2050, Paris n'est plus qu'un torrent de violences, le terrain de jeu de fanatiques déchus. L'air n'est plus respirable. Les hologrammes ont remplacé les hommes. Le travail n'est plus que le privilège de quelques-uns. Sous l'hégémonie de Dame Consommation, il est devenu interdit de fabriquer et réparer.
Ce livre est un signal d'alerte. Il est futuriste sans être fantaisiste. Un livre terrifiant de vérités aux premières pages et saisissant d'espoir aux dernières. Un très beau roman d'anticipation, empli d'humanité. Un bel appel au vivre ensemble et au retour à l'autosuffisance.
According to Chinese folklore, when his favourite daughter falls ill, Yanwang, the ruler of the underworld, sends his servants to look for a doctor who has as few ghosts as possible following him. This means that he is a better doctor than others, because when a patient dies, the ghost follows and haunts the doctor.
Li Qunying, a Communist doctor of great dedication, undoubtedly had fewer ghosts behind her. Yet her life was in many ways ill fated, as she struggled through the Anti-Japanese War, the Civil War, the Korean War, the great famine of the early '60s and numerous political movements, including the notorious Cultural Revolution. The Great Leap Forward Movement tragically took away her son Bingbing's life, and the persecution of her husband during the Cultural Revolution took a serious toll on his health, and consequently led to his early death. Besides enduring personal misfortune, she also witnessed the suffering of the peasants, who were the majority of the population at the grass-roots level and whose sorrowful stories have rarely been told.

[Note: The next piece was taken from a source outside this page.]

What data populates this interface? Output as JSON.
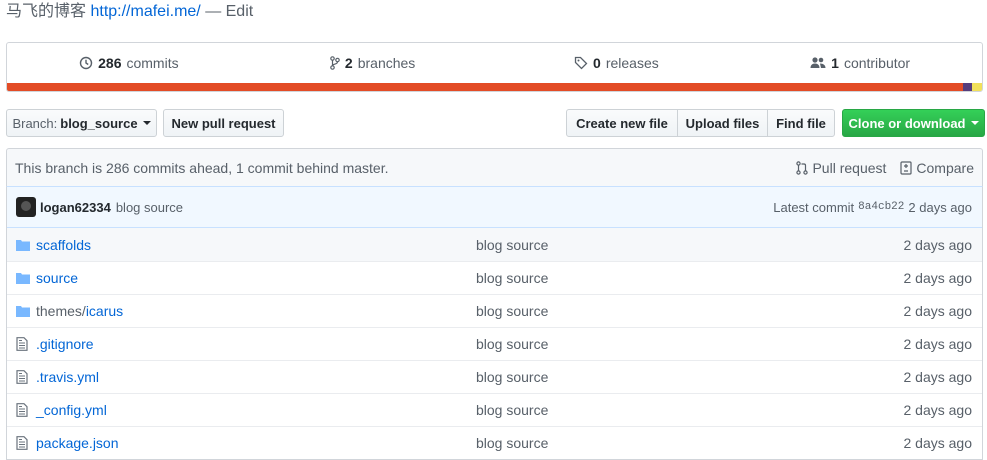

This haunting memoir traces all of the major events of brutal twentieth-century China, interweaving eyewitness history, folklore, superstition, and Dr. Li's own first-hand accounts.